Dr. Watson: How IBM’s supercomputer could improve health care
By Martin Ford,
Watson, the IBM supercomputer that defeated the world’s best “Jeopardy!” playersthis year, has found a job in medicine. It won’t be consulting with patients, but a version of the game-show champion could appear in examination rooms, offering assistance to flesh-and-blood physicians. But how soon might you see Dr. Watson? And could Dr. Watson be better than your doctor?
I’ve worked in software development for more than 25 years — never for IBM — and was amazed by Watson’s ability to understand language, solve problems and present answers in the form of a question as Alex Trebek coolly looked on. While I don’t think most doctors need to worry about their jobs anytime soon, Watson-esque technology offers a powerful diagnostic tool that could bring dramatic benefits to health care. The prospect of a robotic caregiver might not seem comforting, but Watson’s first appointment will be a watershed moment. This is an app way beyond anything on an iPhone.
Machine learning — the technology that makes Watson, well, Watson — lets software analyze historical data and generate rules that inform decision-making, even when tasks significantly vary. Watson could churn through millions of case histories to learn what diagnosis is likely to be correct and what treatment would be the most effective. The system could almost instantly process medical textbooks, electronic medical records and the latest published research, illuminating obscure links among studies in seemingly unrelated specialties. Watson could someday be a standard diagnostic tool. Its ability to make sense of a universe of data would be far beyond that of any person or team of experienced physicians.
Watson could dazzle in the exam room. It could lead to greater consistency of care, giving every patient an exhaustive review of treatment options. It’s a good bet that this smart machine will evolve into a genuine Dr. Watson: a true diagnostic partner for physicians, offering not just a reference but a viable second opinion.
This seems certain to help contain health-care costs. For one thing, it could result in fewer errors and better patient outcomes, protecting physicians from malpractice claims. For example, in 2008, the Supreme Court ruled in Riegel v. Medtronic that medical-device manufacturers facing lawsuits aren’t necessarily liable if the FDA has approved their products. If that legal reasoning is someday extended to include diagnostic systems and their users, doctors relying on Watson might not need as much insurance, addressing their complaints about the costs of practicing medicine and passing on the savings to patients, insurers and Medicare.
Watson could also dramatically change the way medical services are delivered. Once a machine with diagnostic expertise, no need for sleep and a proven track record can provide quality care, will it really be necessary for a physician to see every patient? We might want to create a new category of medical professional: people trained to examine patients and convey their symptoms to a system such as Watson. These lower-paid practitioners could help manage the growing number of patients with chronic conditions such as obesity and diabetes, practicing medicine without going to medical school.

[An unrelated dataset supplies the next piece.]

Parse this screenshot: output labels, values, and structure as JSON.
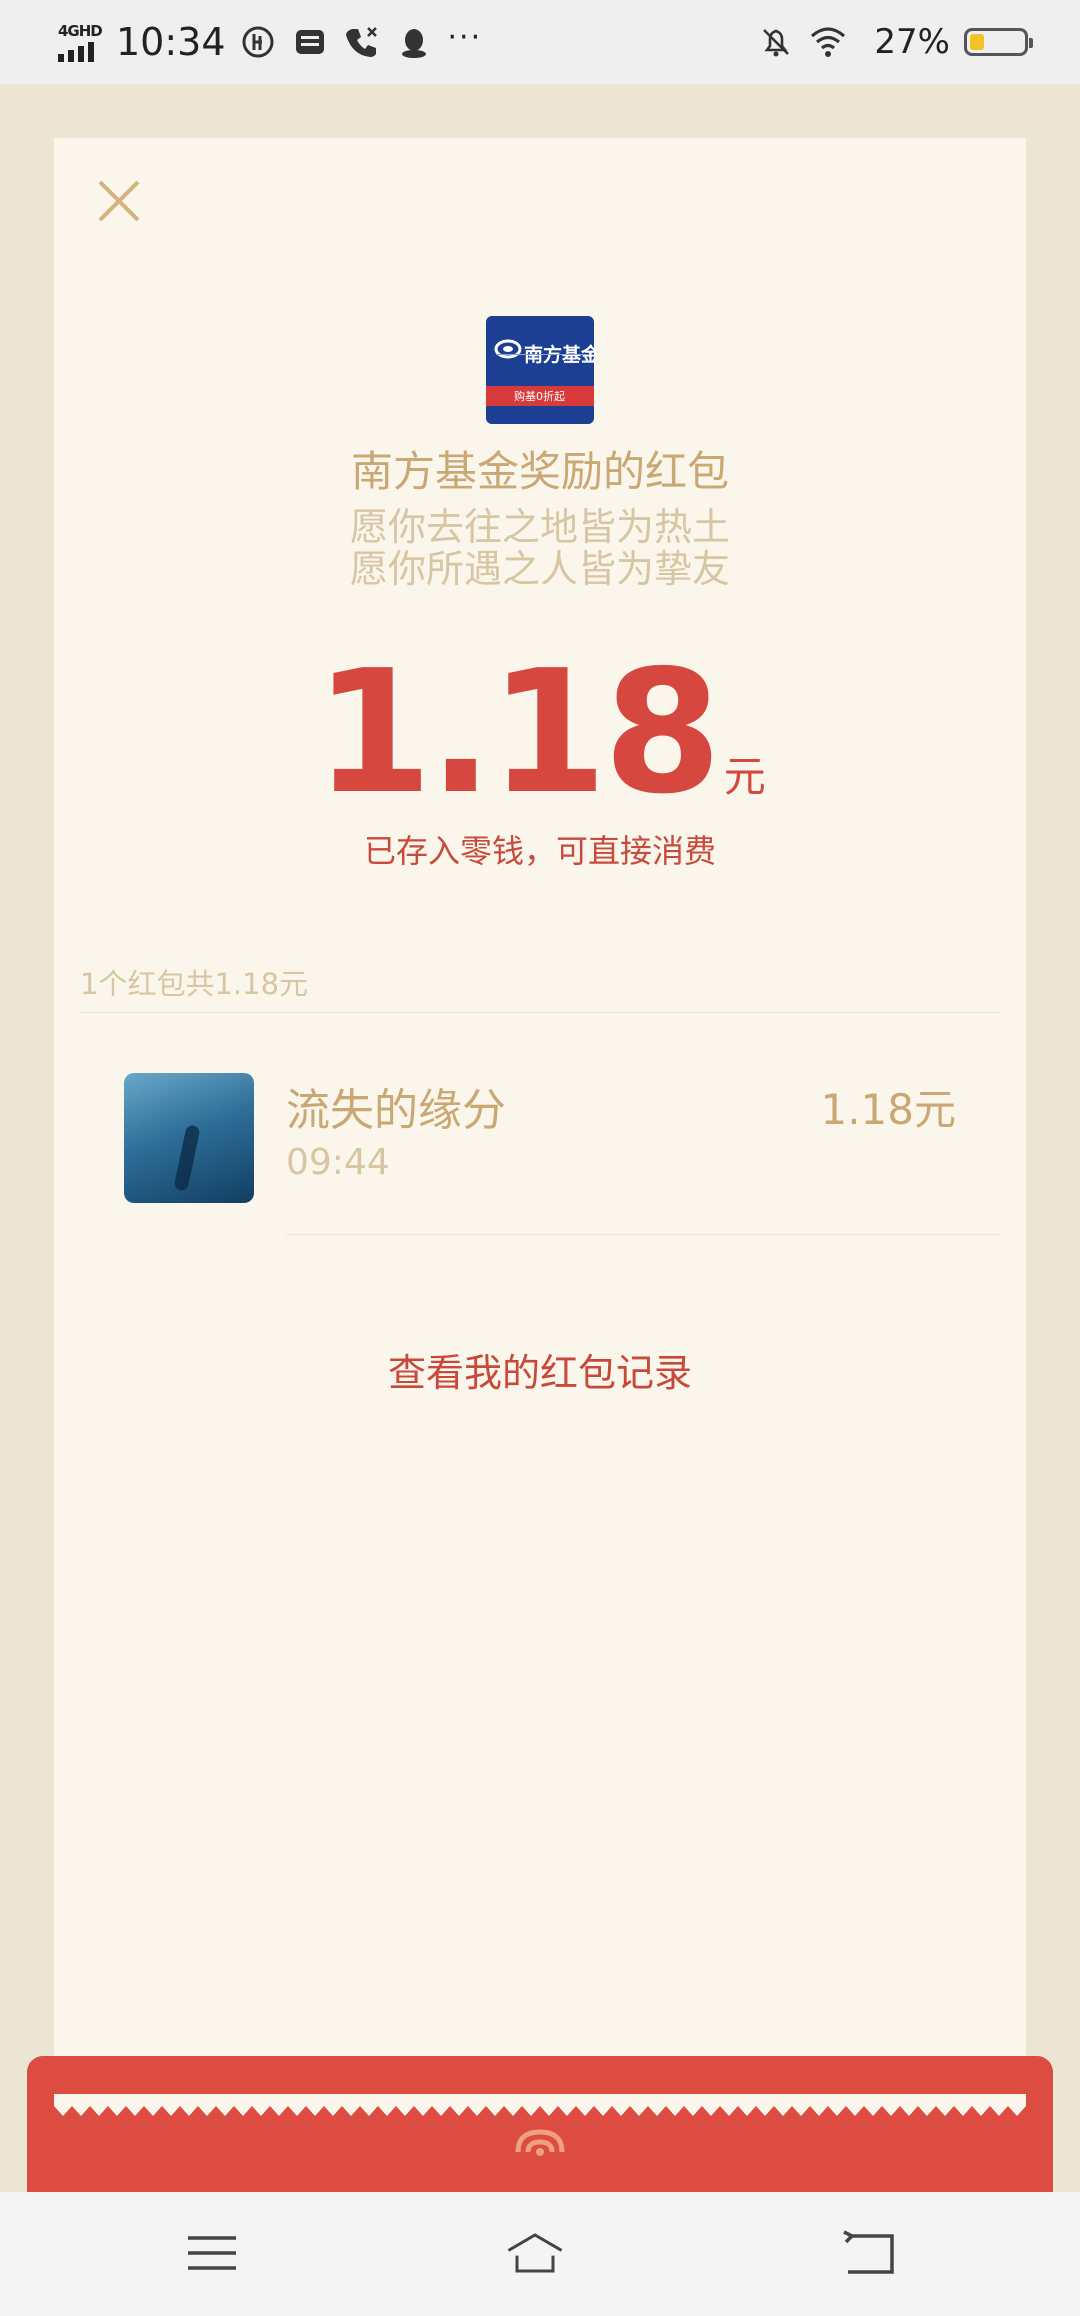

Physicians and the American Medical Association would resist the influx of these less-educated colleagues. But let’s face it: Most medical school graduates have little interest in entering family practice and even less in serving rural areas. The Association of American Medical Colleges predicts a shortage of up to 150,000 doctors within the next 15 years as older practitioners retire, the Obama administration’s health-care law insures millions of new patients and an aging population requires ever more care. There will be a shortage of primary-care physicians as medical school graduates burdened by onerous student debt enter more-lucrative specialties.

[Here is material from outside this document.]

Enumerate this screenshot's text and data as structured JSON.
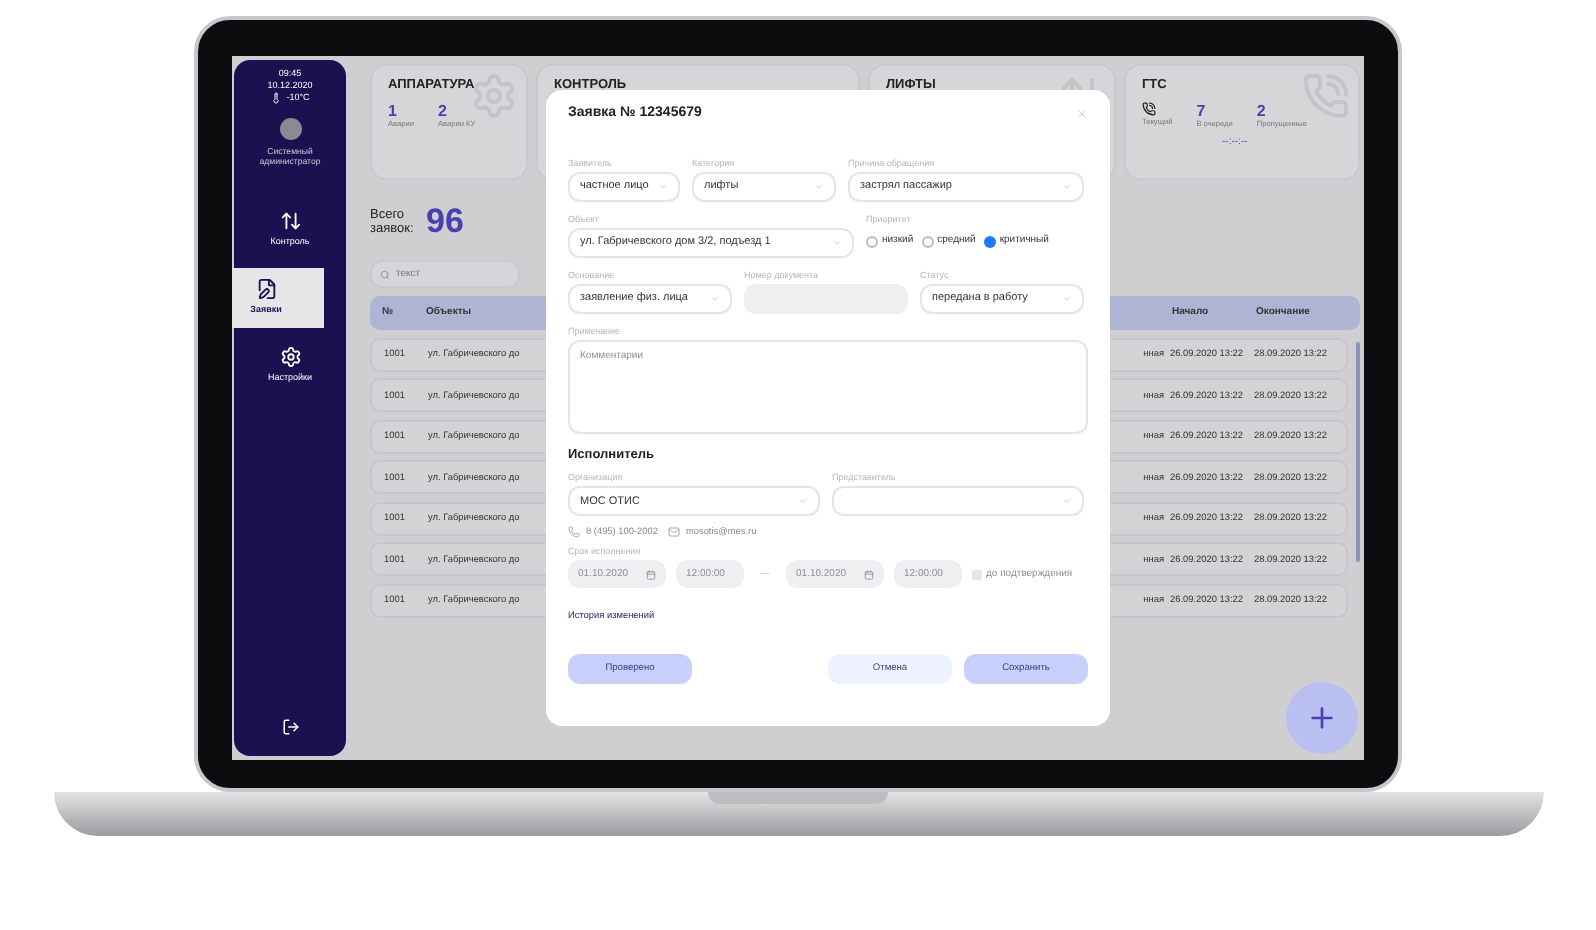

And Watson will find applications beyond medicine. While doctors wouldn’t be completely displaced by machines — Watson wouldn’t have a medical license, and patients might prefer that a human being deliver news of a poor prognosis — the same cannot be said of corporate drones. As artificial intelligence becomes more capable, people engaged in any kind of routine work will eventually become redundant. When machines can learn, many jobs we now consider safe from automation — such as insurance underwriters, financial analysts and even lawyers — will be threatened.
What would this do to our economy? Beyond medicine, Watson’s debut isn’t entirely good news. The Industrial Revolution and the Internet boom proved that the economy can adapt to advancing technology and create new jobs requiring new skills. But today’s information technology is taking on cognitive decision-making — the kinds of analytical tasks that we have never outsourced to machines. Future Watsons may erode the high-skill, high-wage jobs essential to the nation’s prosperity.
“There’s no shame in losing to silicon,” “Jeopardy!” champ Ken Jennings wrote after being bested by Watson. But losing a game show is one thing. Whether you’re a doctor, a lawyer or a journalist, losing a job is another.
Martin Ford is the author of “The Lights in the Tunnel: Automation, Accelerating Technology and the Economy of the Future.” He blogs at econfuture.wordpress.com.
Read “With IBM’s Watson on ‘Jeopardy!’, how trivial is trivia?” by Alexandra Petri.